= Materials provided =
○ ○ ○ ○ ○ ○ ○

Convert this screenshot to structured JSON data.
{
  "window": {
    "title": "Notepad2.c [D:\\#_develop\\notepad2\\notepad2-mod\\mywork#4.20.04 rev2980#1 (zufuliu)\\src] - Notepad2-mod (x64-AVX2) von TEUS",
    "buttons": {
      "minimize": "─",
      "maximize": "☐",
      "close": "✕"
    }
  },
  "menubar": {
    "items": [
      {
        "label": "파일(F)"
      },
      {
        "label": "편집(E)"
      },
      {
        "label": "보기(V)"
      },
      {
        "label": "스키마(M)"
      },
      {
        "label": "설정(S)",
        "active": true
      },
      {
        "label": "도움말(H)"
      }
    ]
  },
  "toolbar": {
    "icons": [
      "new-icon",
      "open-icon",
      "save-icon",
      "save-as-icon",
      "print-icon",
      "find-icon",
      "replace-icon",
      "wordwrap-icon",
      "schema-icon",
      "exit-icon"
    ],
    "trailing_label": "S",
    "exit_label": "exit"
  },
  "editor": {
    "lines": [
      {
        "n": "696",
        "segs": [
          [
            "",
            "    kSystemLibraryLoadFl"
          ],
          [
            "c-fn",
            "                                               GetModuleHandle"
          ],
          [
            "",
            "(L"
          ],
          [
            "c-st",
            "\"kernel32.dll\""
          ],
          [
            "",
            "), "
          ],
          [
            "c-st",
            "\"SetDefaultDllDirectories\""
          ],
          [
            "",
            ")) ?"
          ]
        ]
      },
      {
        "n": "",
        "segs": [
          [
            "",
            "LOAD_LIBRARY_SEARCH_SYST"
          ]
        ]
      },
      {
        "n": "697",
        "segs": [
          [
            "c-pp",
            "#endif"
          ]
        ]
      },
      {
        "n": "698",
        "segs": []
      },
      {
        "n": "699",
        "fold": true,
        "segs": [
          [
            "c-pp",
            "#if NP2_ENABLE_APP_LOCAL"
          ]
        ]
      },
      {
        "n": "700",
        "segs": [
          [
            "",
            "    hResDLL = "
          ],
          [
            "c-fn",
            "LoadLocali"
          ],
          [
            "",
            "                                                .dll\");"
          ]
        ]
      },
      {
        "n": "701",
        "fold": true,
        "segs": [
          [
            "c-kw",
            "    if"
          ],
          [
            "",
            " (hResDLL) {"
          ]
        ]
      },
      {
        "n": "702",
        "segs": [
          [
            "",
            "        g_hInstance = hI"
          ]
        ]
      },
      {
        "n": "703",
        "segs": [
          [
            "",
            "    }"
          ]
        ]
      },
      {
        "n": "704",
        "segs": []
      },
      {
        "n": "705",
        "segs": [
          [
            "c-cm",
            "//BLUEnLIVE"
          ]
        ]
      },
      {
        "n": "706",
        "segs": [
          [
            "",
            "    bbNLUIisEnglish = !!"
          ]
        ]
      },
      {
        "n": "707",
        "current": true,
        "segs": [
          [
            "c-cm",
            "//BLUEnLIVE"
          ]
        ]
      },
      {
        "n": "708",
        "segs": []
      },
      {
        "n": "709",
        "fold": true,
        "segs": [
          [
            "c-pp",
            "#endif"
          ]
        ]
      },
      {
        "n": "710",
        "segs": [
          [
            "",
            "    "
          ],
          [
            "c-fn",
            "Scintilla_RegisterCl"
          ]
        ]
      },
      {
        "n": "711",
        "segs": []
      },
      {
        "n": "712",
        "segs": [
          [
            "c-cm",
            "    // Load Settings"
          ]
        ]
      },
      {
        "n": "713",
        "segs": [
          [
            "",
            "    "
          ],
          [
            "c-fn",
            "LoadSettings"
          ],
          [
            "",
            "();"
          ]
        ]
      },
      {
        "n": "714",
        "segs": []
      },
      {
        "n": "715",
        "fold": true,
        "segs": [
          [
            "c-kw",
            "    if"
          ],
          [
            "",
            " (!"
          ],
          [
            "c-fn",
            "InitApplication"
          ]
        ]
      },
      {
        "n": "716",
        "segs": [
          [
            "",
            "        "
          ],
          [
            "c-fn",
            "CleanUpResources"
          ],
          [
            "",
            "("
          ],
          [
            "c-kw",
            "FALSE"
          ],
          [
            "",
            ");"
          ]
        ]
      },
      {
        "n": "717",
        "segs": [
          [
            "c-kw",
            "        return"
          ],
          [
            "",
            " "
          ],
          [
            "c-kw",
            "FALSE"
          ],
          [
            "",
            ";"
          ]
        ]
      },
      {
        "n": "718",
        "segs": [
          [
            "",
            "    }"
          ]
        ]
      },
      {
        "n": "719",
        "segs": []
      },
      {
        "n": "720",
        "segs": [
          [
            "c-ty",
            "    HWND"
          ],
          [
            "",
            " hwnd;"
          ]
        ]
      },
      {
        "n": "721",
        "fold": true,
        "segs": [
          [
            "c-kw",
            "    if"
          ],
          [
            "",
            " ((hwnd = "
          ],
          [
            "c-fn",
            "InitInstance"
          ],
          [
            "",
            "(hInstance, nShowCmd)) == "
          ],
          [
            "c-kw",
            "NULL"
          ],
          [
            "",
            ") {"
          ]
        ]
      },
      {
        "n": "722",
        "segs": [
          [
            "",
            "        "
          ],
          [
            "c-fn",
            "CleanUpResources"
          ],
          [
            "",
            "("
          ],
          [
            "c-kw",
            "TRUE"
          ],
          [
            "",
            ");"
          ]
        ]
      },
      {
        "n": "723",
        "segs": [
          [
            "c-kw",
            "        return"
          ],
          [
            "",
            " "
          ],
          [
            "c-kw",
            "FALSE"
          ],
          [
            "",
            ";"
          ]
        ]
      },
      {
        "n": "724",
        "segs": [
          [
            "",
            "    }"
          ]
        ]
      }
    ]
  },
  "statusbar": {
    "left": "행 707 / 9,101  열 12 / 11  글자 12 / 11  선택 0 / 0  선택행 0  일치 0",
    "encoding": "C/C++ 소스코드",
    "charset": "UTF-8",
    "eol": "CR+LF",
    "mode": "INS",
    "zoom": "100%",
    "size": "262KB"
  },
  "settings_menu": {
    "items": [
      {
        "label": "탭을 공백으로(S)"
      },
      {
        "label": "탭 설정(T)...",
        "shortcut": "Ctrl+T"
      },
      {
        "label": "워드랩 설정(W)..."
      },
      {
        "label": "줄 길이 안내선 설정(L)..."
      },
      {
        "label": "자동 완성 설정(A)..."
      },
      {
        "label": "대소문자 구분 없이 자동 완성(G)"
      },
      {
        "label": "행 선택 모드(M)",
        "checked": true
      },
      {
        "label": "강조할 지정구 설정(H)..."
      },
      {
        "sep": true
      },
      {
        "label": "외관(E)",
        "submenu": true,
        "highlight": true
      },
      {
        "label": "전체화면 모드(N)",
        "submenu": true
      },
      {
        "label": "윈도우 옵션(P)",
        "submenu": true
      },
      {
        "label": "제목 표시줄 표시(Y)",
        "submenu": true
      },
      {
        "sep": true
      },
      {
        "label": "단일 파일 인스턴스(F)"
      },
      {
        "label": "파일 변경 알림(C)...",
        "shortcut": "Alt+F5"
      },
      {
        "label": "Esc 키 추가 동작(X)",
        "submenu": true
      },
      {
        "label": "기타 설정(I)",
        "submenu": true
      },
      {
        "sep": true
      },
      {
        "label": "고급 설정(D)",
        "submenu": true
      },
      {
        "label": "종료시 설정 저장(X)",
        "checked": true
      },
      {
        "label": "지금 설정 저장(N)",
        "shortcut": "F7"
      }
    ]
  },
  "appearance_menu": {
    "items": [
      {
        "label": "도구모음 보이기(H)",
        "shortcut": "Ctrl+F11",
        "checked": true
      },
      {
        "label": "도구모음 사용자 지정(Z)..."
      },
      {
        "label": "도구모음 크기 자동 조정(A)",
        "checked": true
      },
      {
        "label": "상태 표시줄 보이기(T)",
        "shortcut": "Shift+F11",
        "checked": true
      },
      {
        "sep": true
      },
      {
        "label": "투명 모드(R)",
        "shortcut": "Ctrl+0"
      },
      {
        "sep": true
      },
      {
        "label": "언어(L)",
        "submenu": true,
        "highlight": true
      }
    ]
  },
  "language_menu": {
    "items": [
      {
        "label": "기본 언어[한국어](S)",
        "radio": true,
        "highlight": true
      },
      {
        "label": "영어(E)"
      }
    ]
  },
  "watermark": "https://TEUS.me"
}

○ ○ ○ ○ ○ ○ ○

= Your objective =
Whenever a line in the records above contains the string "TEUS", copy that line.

= Result below =
    "title": "Notepad2.c [D:\\#_develop\\notepad2\\notepad2-mod\\mywork#4.20.04 rev2980#1 (zufuliu)\\src] - Notepad2-mod (x64-AVX2) von TEUS",
  "watermark": "https://TEUS.me"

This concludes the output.